Sensitive Detection of Neurodegenerative Disease Fibrils
Award last edited on: 3/5/07

Sponsored Program
Awarding Agency
Total Award Amount
Award Phase
Solicitation Topic Code

Principal Investigator
Cynthia C Bamdad

Company Information

Minerva Biotechnologies Corporation

40 Bear Hill Road
Waltham, MA 02451
   (781) 487-0200
Location: Single
Congr. District: 05
County: Middlesex

Phase I

Contract Number: 1R43MH061046-01
Start Date: 00/00/00    Completed: 00/00/00
Phase I year
Phase I Amount
We will develop an electronic technology to detect fibrillar aggregates, which are characteristic of neurodegenerative diseases such as Alzheimer's and Parkinson's diseases. Our preliminary results (detection of 100 protein molecules) indicate that the enhanced sensitivity of our technology could enable the detection of the earliest biochemical evidence of a neurodegenerative disease, like Alzheimer's disease. This would allow the non-invasive screening of patients by analyzing bodily fluids for characteristic fibrils and provide a quantitative method for assessing the efficacy of drugs in clinical trials. The technology can readily be extended to a MEMS (microelectronic and mechanical system) based array assay to multiplex the screening of drugs to inhibit fibril formation. The technology will also enable the rapid screening of nested sets of peptides to identify sequences that participate in fibril formation. We have chosen Alzheimer's disease as our model system to develop and test the technology because it is an important biological problem, fibril formation of beta-amyloid variants has been well characterized in vitro and a likely target for therapeutic intervention, the protofibril, has been identified. However, the technology can be used as a general tool for detecting any protein-protein, antibody-protein or drug-protein interaction in a high-throughput system. PROPOSED COMMERCIAL APPLICATIONS: The rapid electronic detection of fibrillar aggregates characteristic of neurodegenerative diseases will allow for the commercial development of tests to screen pre-symptomatic patients for disease, to objectively monitor response to therapy in symptomatic patients and to screen for drugs that block fibril formation or their incorporation into aggregates

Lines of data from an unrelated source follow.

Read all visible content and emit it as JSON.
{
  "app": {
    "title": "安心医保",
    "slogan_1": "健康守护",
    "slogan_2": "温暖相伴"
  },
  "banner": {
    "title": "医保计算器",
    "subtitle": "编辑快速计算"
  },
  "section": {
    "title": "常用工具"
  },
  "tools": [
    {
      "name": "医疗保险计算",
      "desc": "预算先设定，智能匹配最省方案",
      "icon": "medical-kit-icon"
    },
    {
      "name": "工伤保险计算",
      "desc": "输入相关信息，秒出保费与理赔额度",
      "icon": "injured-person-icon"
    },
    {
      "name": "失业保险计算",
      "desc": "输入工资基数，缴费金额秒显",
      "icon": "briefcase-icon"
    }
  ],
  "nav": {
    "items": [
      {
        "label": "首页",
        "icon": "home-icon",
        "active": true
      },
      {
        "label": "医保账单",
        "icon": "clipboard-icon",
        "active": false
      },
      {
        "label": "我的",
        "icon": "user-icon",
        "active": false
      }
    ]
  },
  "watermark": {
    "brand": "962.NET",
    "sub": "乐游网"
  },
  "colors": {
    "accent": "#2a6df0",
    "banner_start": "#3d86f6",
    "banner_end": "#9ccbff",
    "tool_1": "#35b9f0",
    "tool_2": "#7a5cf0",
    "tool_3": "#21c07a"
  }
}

Phase II

Contract Number: 2R44MH061046-02
Start Date: 00/00/00    Completed: 00/00/00
Phase II year
(last award dollars: 2002)
Phase II Amount

We have developed the first practical assay that directly measures the incorporation of beta-amyloid peptides into aggregates. We have multiplexed the technology to enable the screening of hundreds of thousands of drug candidates for their ability to directly inhibit beta- amyloid aggregation. Because the assay is rapid and does not use toxic substances, it can readily be extended to a whole cell assay. Cells that secrete beta-amyloid can be treated with drug candidates that might inhibit upstream elements such as beta- or gamma-secretase. The amount of secreted beta-amyloid would then be quantitated by our proprietary methods. Preliminary experiments performed on CSF from Alzheimer's patients show that the extent of beta-amyloid aggregation, detected by our technology, scaled with the measured degree of dementia and duration of disease, indicating that a clinical diagnostic assay based on this technology is feasible. The ability to quantitatively assess a patient's response to therapy would expedite clinical trials and FDA approval. Although we have optimized our technology for Alzheimer's disease, the assay is modular and is readily adapted to the specific detection of any neurodegenerative disease that is characterized by abnormal protein aggregation. These include, Alzheimer's. Parkinson's, Huntington's, Creutzfeldt Jakob, Lou Gehrig's and Mad Cow disease. PROPOSED COMMERCIAL APPLICATIONS: We have developed the first specific and sensitive high throughput assay that detects abnormal-protein aggregation characteristic of neurodegenerative diseases. The assay is orders of magnitude more sensitive and specific than the state of the art and has been used to identify a new class of structurally related drugs that inhibit early stage beta-amyloid aggregation, characteristic of Alzheimer's disease. These structural determinants can be used by pharmaceutical companies to generate new combinatorial drug libraries focused on early stage AD. The assay is modular so it can be readily adapted for use in assays that target other neurodegenerative diseases. We will use our technology to develop a more sensitive diagnostic for AD